There are many reasons, then, to maintain as much control over all aspects of your paper as possible. So when you use automatic formatting of any kind, use it sparingly and carefully, and treat it as a helpful tool, not as a substitute for your own discernment and sense of design.
PRS Tip: There are simple ways to avoid or effectively use automatic formatting in Word without altering programme settings. The following two will help you resolve problems I’ve mentioned above:
- When you want to avoid the automatic numbering function in lists and headings, begin by typing a space on the line followed by the heading or item, then return to the beginning of the line and add the number before the space. Since it’s when you add a space or return after a number that the automatic numbering kicks in, it won’t apply if you enter the information in this way.
- If a footnote has disappeared from the bottom of the page, add a new footnote to the main text a few words before the number of the lost footnote. This usually nudges the programme into remembering the lost footnote, which will reappear. Then you can delete the unnecessary note you added (or simply use the ‘undo’ button) and the lost note will remain, but in some documents this procedure may need to be repeated whenever the file is opened or major changes are made.
This article is part of a book called Guide to Academic and Scientific Publication: How To Get Your Writing Published in Scholarly Journals.
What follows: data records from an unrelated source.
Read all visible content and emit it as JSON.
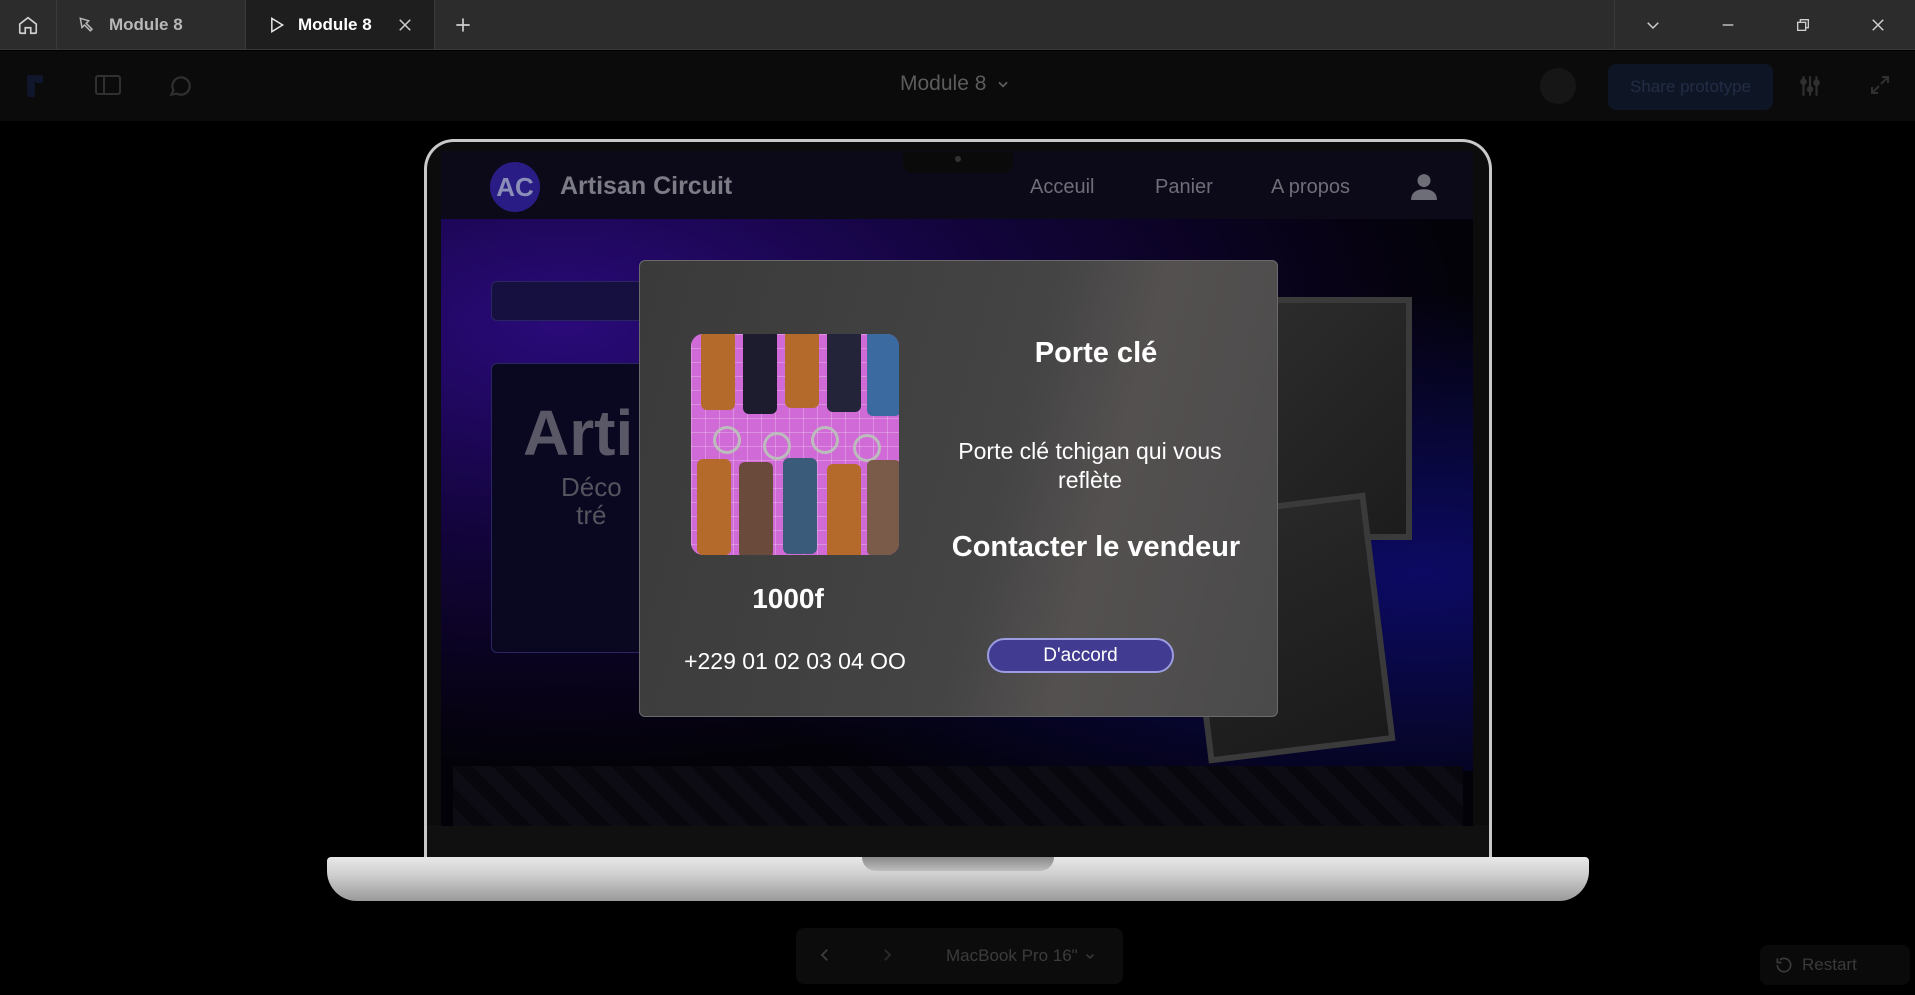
{
  "window": {
    "tabs": [
      {
        "label": "Module 8",
        "active": false
      },
      {
        "label": "Module 8",
        "active": true
      }
    ]
  },
  "prototype_toolbar": {
    "file_title": "Module 8",
    "share_label": "Share prototype"
  },
  "site": {
    "logo_text": "AC",
    "brand": "Artisan Circuit",
    "nav": [
      "Acceuil",
      "Panier",
      "A propos"
    ],
    "hero_title_partial": "Arti",
    "hero_sub_line1": "Déco",
    "hero_sub_line2": "tré"
  },
  "modal": {
    "title": "Porte clé",
    "description": "Porte clé tchigan qui vous reflète",
    "contact_label": "Contacter le vendeur",
    "price": "1000f",
    "phone": "+229 01 02 03 04 OO",
    "confirm_label": "D'accord"
  },
  "bottom_controls": {
    "device": "MacBook Pro 16\"",
    "restart_label": "Restart"
  },
  "colors": {
    "modal_button": "#413c92",
    "site_accent": "#2a1c85",
    "titlebar": "#2c2c2c"
  }
}
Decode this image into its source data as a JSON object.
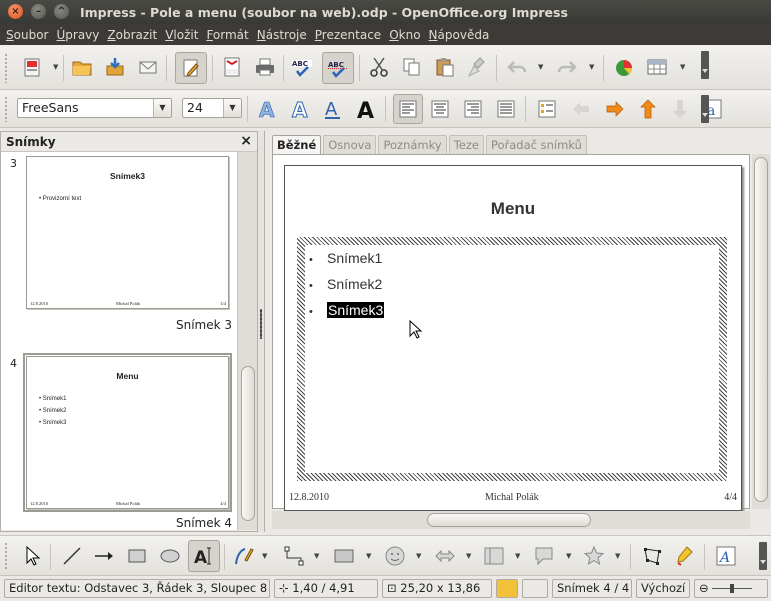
{
  "window": {
    "title": "Impress - Pole a menu (soubor na web).odp - OpenOffice.org Impress",
    "close": "×",
    "minimize": "–",
    "maximize": "^"
  },
  "menu": [
    "Soubor",
    "Úpravy",
    "Zobrazit",
    "Vložit",
    "Formát",
    "Nástroje",
    "Prezentace",
    "Okno",
    "Nápověda"
  ],
  "format_toolbar": {
    "font_name": "FreeSans",
    "font_size": "24"
  },
  "slide_pane": {
    "title": "Snímky",
    "close": "×",
    "thumbnails": [
      {
        "number": "3",
        "title": "Snímek3",
        "bullets": [
          "Provizorní text"
        ],
        "footer_date": "12.8.2010",
        "footer_author": "Michal Polák",
        "footer_page": "3/4",
        "label": "Snímek 3"
      },
      {
        "number": "4",
        "title": "Menu",
        "bullets": [
          "Snímek1",
          "Snímek2",
          "Snímek3"
        ],
        "footer_date": "12.8.2010",
        "footer_author": "Michal Polák",
        "footer_page": "4/4",
        "label": "Snímek 4"
      }
    ]
  },
  "tabs": [
    "Běžné",
    "Osnova",
    "Poznámky",
    "Teze",
    "Pořadač snímků"
  ],
  "slide": {
    "title": "Menu",
    "bullet_char": "•",
    "bullets": [
      "Snímek1",
      "Snímek2",
      "Snímek3"
    ],
    "footer_date": "12.8.2010",
    "footer_author": "Michal Polák",
    "footer_page": "4/4"
  },
  "statusbar": {
    "mode": "Editor textu: Odstavec 3, Řádek 3, Sloupec 8",
    "position": "1,40 / 4,91",
    "size": "25,20 x 13,86",
    "slide": "Snímek 4 / 4",
    "layout": "Výchozí"
  },
  "colors": {
    "titlebar": "#3c3b37",
    "close_button": "#e2622b",
    "selection": "#000000"
  }
}
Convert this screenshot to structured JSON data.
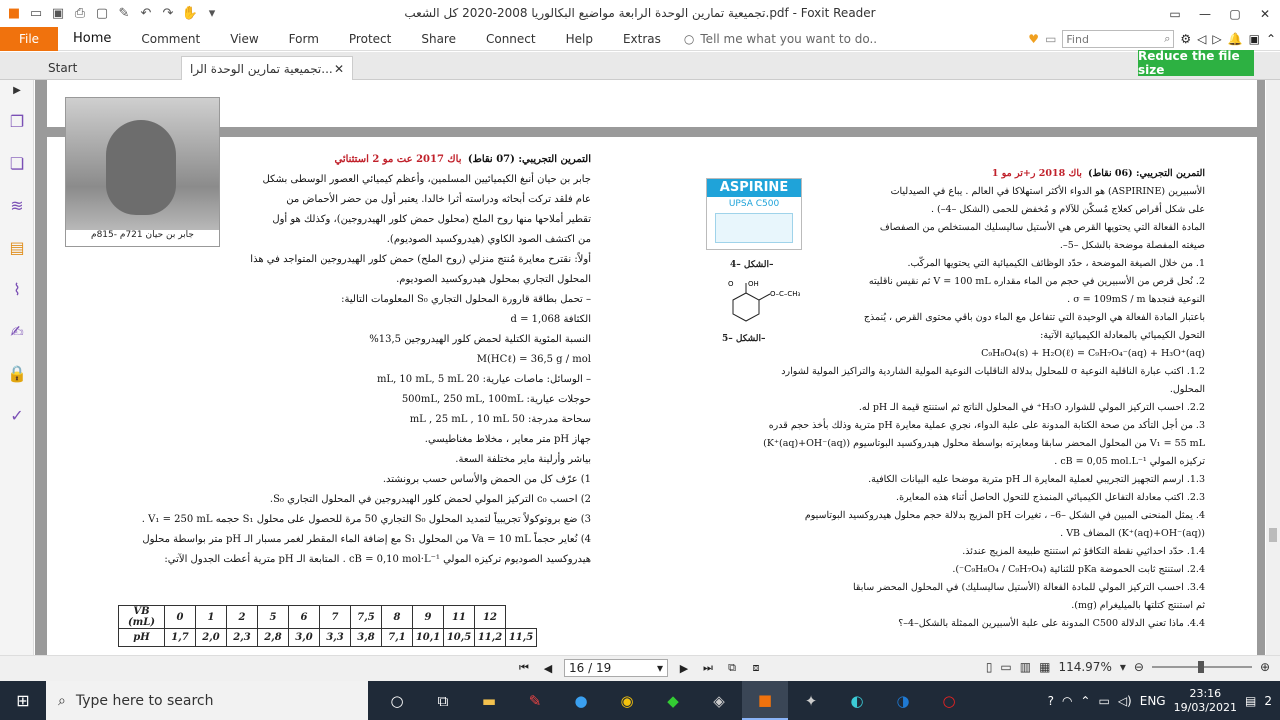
{
  "window": {
    "title": "تجميعية تمارين الوحدة الرابعة مواضيع البكالوريا 2008-2020 كل الشعب.pdf - Foxit Reader"
  },
  "ribbon": {
    "file": "File",
    "tabs": [
      "Home",
      "Comment",
      "View",
      "Form",
      "Protect",
      "Share",
      "Connect",
      "Help",
      "Extras"
    ],
    "tell_me": "Tell me what you want to do..",
    "find_placeholder": "Find"
  },
  "tabs": {
    "start": "Start",
    "document": "تجميعية تمارين الوحدة الرا..."
  },
  "promo": {
    "reduce": "Reduce the file size"
  },
  "page": {
    "left": {
      "heading": "التمرين التجريبي: (07 نقاط)",
      "ref": "باك 2017 عت مو 2 استثنائي",
      "lines": [
        "جابر بن حيان أنبغ الكيميائيين المسلمين، وأعظم كيميائي العصور الوسطى بشكل",
        "عام فلقد تركت أبحاثه ودراسته أثرا خالدا. يعتبر أول من حضر الأحماض من",
        "تقطير أملاحها منها روح الملح (محلول حمض كلور الهيدروجين)، وكذلك هو أول",
        "من اكتشف الصود الكاوي (هيدروكسيد الصوديوم).",
        "أولاً: نقترح معايرة مُنتج منزلي (روح الملح) حمض كلور الهيدروجين المتواجد في هذا",
        "المحلول التجاري بمحلول هيدروكسيد الصوديوم.",
        "– تحمل بطاقة قارورة المحلول التجاري S₀ المعلومات التالية:",
        "الكثافة d = 1,068",
        "النسبة المئوية الكتلية لحمض كلور الهيدروجين 13,5%",
        "M(HCℓ) = 36,5 g / mol",
        "– الوسائل: ماصات عيارية: 20 mL, 10 mL, 5 mL",
        "حوجلات عيارية: 500mL, 250 mL, 100mL",
        "سحاحة مدرجة: 50 mL , 25 mL , 10 mL",
        "جهاز pH متر معاير ، مخلاط مغناطيسي.",
        "بياشر وأرلينة ماير مختلفة السعة.",
        "1) عرّف كل من الحمض والأساس حسب برونشتد.",
        "2) احسب c₀ التركيز المولي لحمض كلور الهيدروجين في المحلول التجاري S₀.",
        "3) ضع بروتوكولاً تجريبياً لتمديد المحلول S₀ التجاري 50 مرة للحصول على محلول S₁ حجمه V₁ = 250 mL .",
        "4) نُعاير حجماً Va = 10 mL من المحلول S₁ مع إضافة الماء المقطر لغمر مسبار الـ pH متر بواسطة محلول",
        "هيدروكسيد الصوديوم تركيزه المولي cB = 0,10 mol·L⁻¹ . المتابعة الـ pH مترية أعطت الجدول الآتي:"
      ],
      "portrait_caption": "جابر بن حيان 721م -815م",
      "table": {
        "row1_label": "VB (mL)",
        "row1": [
          "0",
          "1",
          "2",
          "5",
          "6",
          "7",
          "7,5",
          "8",
          "9",
          "11",
          "12"
        ],
        "row2_label": "pH",
        "row2": [
          "1,7",
          "2,0",
          "2,3",
          "2,8",
          "3,0",
          "3,3",
          "3,8",
          "7,1",
          "10,1",
          "10,5",
          "11,2",
          "11,5"
        ]
      }
    },
    "right": {
      "heading": "التمرين التجريبي: (06 نقاط)",
      "ref": "باك 2018 ر+تر مو 1",
      "lines": [
        "الأسبيرين (ASPIRINE) هو الدواء الأكثر استهلاكا في العالم . يباع في الصيدليات",
        "على شكل أقراص كعلاج مُسكّن للآلام و مُخفض للحمى (الشكل –4–) .",
        "المادة الفعالة التي يحتويها القرص هي الأستيل ساليسليك المستخلص من الصفصاف",
        "صيغته المفصلة موضحة بالشكل –5–.",
        "1. من خلال الصيغة الموضحة ، حدّد الوظائف الكيميائية التي يحتويها المركّب.",
        "2. نُحل قرص من الأسبيرين في حجم من الماء مقداره V = 100 mL ثم نقيس ناقليته",
        "النوعية فنجدها σ = 109mS / m .",
        "باعتبار المادة الفعالة هي الوحيدة التي تتفاعل مع الماء دون باقي محتوى القرص ، يُنمذج",
        "التحول الكيميائي بالمعادلة الكيميائية الآتية:",
        "C₉H₈O₄(s) + H₂O(ℓ) = C₉H₇O₄⁻(aq) + H₃O⁺(aq)",
        "1.2. اكتب عبارة الناقلية النوعية σ للمحلول بدلالة الناقليات النوعية المولية الشاردية والتراكيز المولية لشوارد",
        "المحلول.",
        "2.2. احسب التركيز المولي للشوارد H₃O⁺ في المحلول الناتج ثم استنتج قيمة الـ pH له.",
        "3. من أجل التأكد من صحة الكتابة المدونة على علبة الدواء، نجري عملية معايرة pH مترية وذلك بأخذ حجم قدره",
        "V₁ = 55 mL من المحلول المحضر سابقا ومعايرته بواسطة محلول هيدروكسيد البوتاسيوم (K⁺(aq)+OH⁻(aq))",
        "تركيزه المولي cB = 0,05 mol.L⁻¹ .",
        "1.3. ارسم التجهيز التجريبي لعملية المعايرة الـ pH مترية موضحا عليه البيانات الكافية.",
        "2.3. اكتب معادلة التفاعل الكيميائي المنمذج للتحول الحاصل أثناء هذه المعايرة.",
        "4. يمثل المنحنى المبين في الشكل –6– ، تغيرات pH المزيج بدلالة حجم محلول هيدروكسيد البوتاسيوم",
        "(K⁺(aq)+OH⁻(aq)) المضاف VB .",
        "1.4. حدّد احداثيي نقطة التكافؤ ثم استنتج طبيعة المزيج عندئذ.",
        "2.4. استنتج ثابت الحموضة pKa للثنائية (C₉H₈O₄ / C₉H₇O₄⁻).",
        "3.4. احسب التركيز المولي للمادة الفعالة (الأستيل ساليسليك) في المحلول المحضر سابقا",
        "ثم استنتج كتلتها بالميليغرام (mg).",
        "4.4. ماذا تعني الدلالة C500 المدونة على علبة الأسبيرين الممثلة بالشكل–4–؟"
      ],
      "fig4": "الشكل –4–",
      "fig5": "الشكل –5–",
      "aspirine_brand": "ASPIRINE",
      "aspirine_sub": "UPSA  C500"
    }
  },
  "status": {
    "page_indicator": "16 / 19",
    "zoom": "114.97%"
  },
  "taskbar": {
    "search_placeholder": "Type here to search",
    "lang": "ENG",
    "time": "23:16",
    "date": "19/03/2021",
    "notif": "2"
  }
}
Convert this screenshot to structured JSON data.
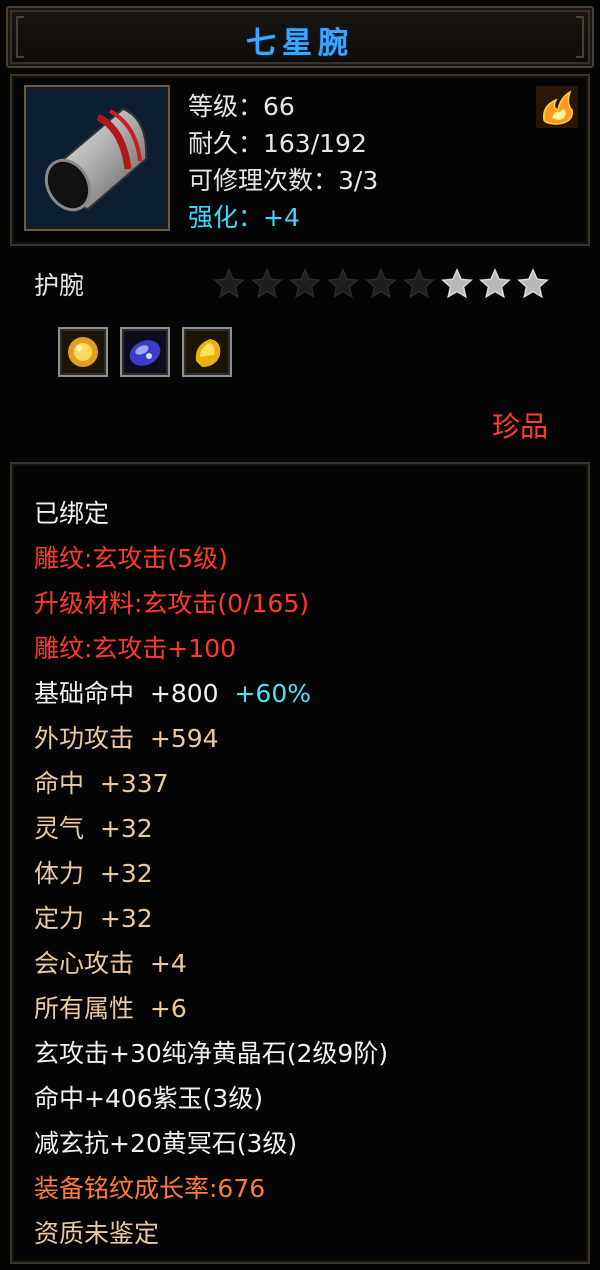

It provides practical advice on planning, preparing and submitting articles for publication in scholarly journals.
Whether you are looking for information on designing an academic or scientific article, constructing a scholarly argument, targeting the right journal, following journal guidelines with precision, providing accurate and complete references, writing correct and elegant scholarly English, communicating with journal editors or revising your paper in light of that communication, you will find guidance, tips and examples in this manual.
This book is focusing on sound scholarly principles and practices as well as the expectations and requirements of academic and scientific journals, this guide is suitable for use in a wide variety of disciplines, including Economics, Engineering, the Humanities, Law, Management, Mathematics, Medicine and the Social, Physical and Biological Sciences .